My husband went to bed and left me to it after my 11pm run so it was just me, the dogs and Netflix until the following morning. I don’t think I’ve ever drunk so much tea during the night before – I was struggling to stay awake and to find something decent to watch on the TV, the time before each run seemed to be getting longer and longer as well!
It started raining in the early hours of the morning and I can assure you that putting cold waterproofs back on is not a pleasant experience. I did discover that my elderly neighbours have pink flamingos and other weird stuff in their garden which they illuminate at night – unfortunately because of the rain and tiredness I didn’t take any photos. I also discovered that the pull in at the end of the road is used by canoodling couples and at 3am I’m not sure who was the most surprised when I ran past them – they perhaps thought I was some kind of pervert with my lights….
At 4am I could see dawn approaching from the east and I knew the end was nigh – only 3 more to go! The support on the FB group throughout the night was excellent with virtual marshals encouraging us and I don’t think I would’ve completed without them.
I can only loosely describe my last 3 outings as runs – everything was stiff and achy and I must have looked like a geriatric running. I just wanted to sleep. 7.11am and I was done – time for breakfast which tasted fantastic as all I’d really eaten was sugar for the previous 24 hours. Then it was time for bed.
After a few hours sleep I got up, did some washing and came to appreciate how many shorts/t-shirts/pairs of socks/sports bras I actually possessed and had worn during the duration of the challenge. I’d worn the same trainers throughout though even when they were soaking wet – it’s not like I’ve only got 1 pair so I can only blame it on sleep deprivation.
By midday I was absolutely ravenous and was so grateful for the shepherd’s pie I made. I uploaded my results on to the internet and I was done – time to kick back and wait for the medal to arrive. I have included a photo of Bruno, one of my Rottweilers, wearing the medal as he is a significantly more photogenic than me and did run about 100 yards with me!
I really enjoyed the challenge and have to admit to those 24 hours being one of my most productive in a long time. There’s another P24 scheduled for October when the clocks change again but I might only do the 12 hour one then!
Since P24 I’ve also done their M25 Vultra which was running the equivalent of the M25 – 117 miles and you could pick the length of time you wanted to complete in, from 1 day to 30, (needless to say I picked the 30 day option and it took me 24) and the 7 in 7 which was any distance you wanted but you had to run for 7 days on the trot!
I’ve also done the ‘Run 8K with a mate’ charity run for the Samaritans – this was with my daughter Nats and as she’d been the last person I’d run with on the day that lockdown was announced it was fitting that she was the first person I went out with again!

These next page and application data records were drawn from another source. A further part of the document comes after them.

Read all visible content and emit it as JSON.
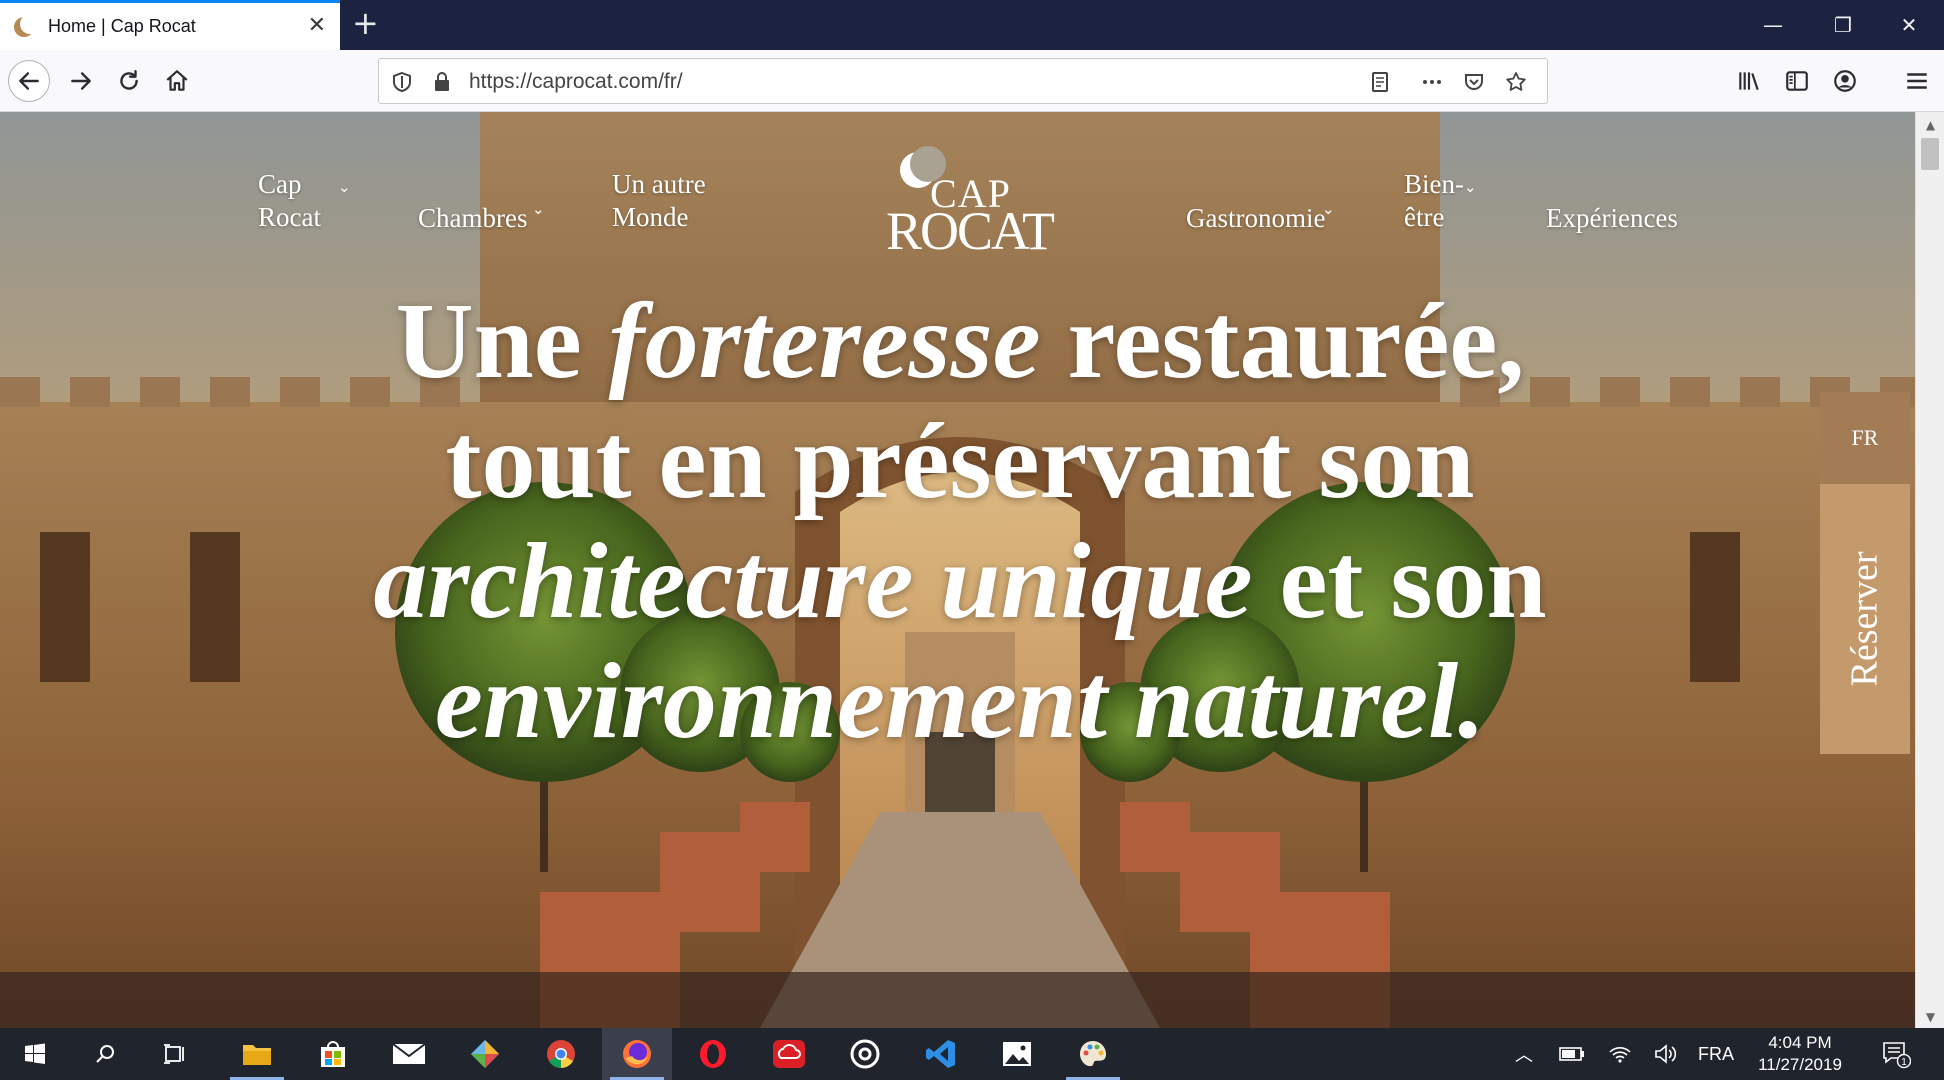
{
  "browser": {
    "tab_title": "Home | Cap Rocat",
    "new_tab_symbol": "+",
    "url": "https://caprocat.com/fr/",
    "window_controls": [
      "minimize-icon",
      "restore-icon",
      "close-icon"
    ]
  },
  "site": {
    "nav_left": [
      {
        "label": "Cap Rocat",
        "has_dropdown": true
      },
      {
        "label": "Chambres",
        "has_dropdown": true
      },
      {
        "label": "Un autre Monde",
        "has_dropdown": false
      }
    ],
    "nav_right": [
      {
        "label": "Gastronomie",
        "has_dropdown": true
      },
      {
        "label": "Bien-être",
        "has_dropdown": true
      },
      {
        "label": "Expériences",
        "has_dropdown": false
      }
    ],
    "logo_line1": "CAP",
    "logo_line2": "ROCAT",
    "headline": {
      "p1": "Une ",
      "p2": "forteresse",
      "p3": " restaurée, tout en préservant son ",
      "p4": "architecture unique",
      "p5": " et son ",
      "p6": "environnement naturel."
    },
    "language": "FR",
    "book_label": "Réserver"
  },
  "taskbar": {
    "apps": [
      "start-icon",
      "search-icon",
      "task-view-icon",
      "file-explorer-icon",
      "store-icon",
      "mail-icon",
      "app-icon",
      "chrome-icon",
      "firefox-icon",
      "opera-icon",
      "creative-cloud-icon",
      "media-icon",
      "vscode-icon",
      "photos-icon",
      "paint-icon"
    ],
    "language": "FRA",
    "time": "4:04 PM",
    "date": "11/27/2019",
    "notification_count": "1"
  },
  "colors": {
    "tabbar": "#1c2340",
    "accent_tab": "#0a84ff",
    "lang_tab": "#a37b55",
    "book_tab": "#c49a6c",
    "taskbar": "#20242c"
  }
}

Running has kept me sane this year and it’s been nice to get back to some club sessions over the last few weeks – really need some effort/tempo sessions now though before I lose any speed that I might once have possessed.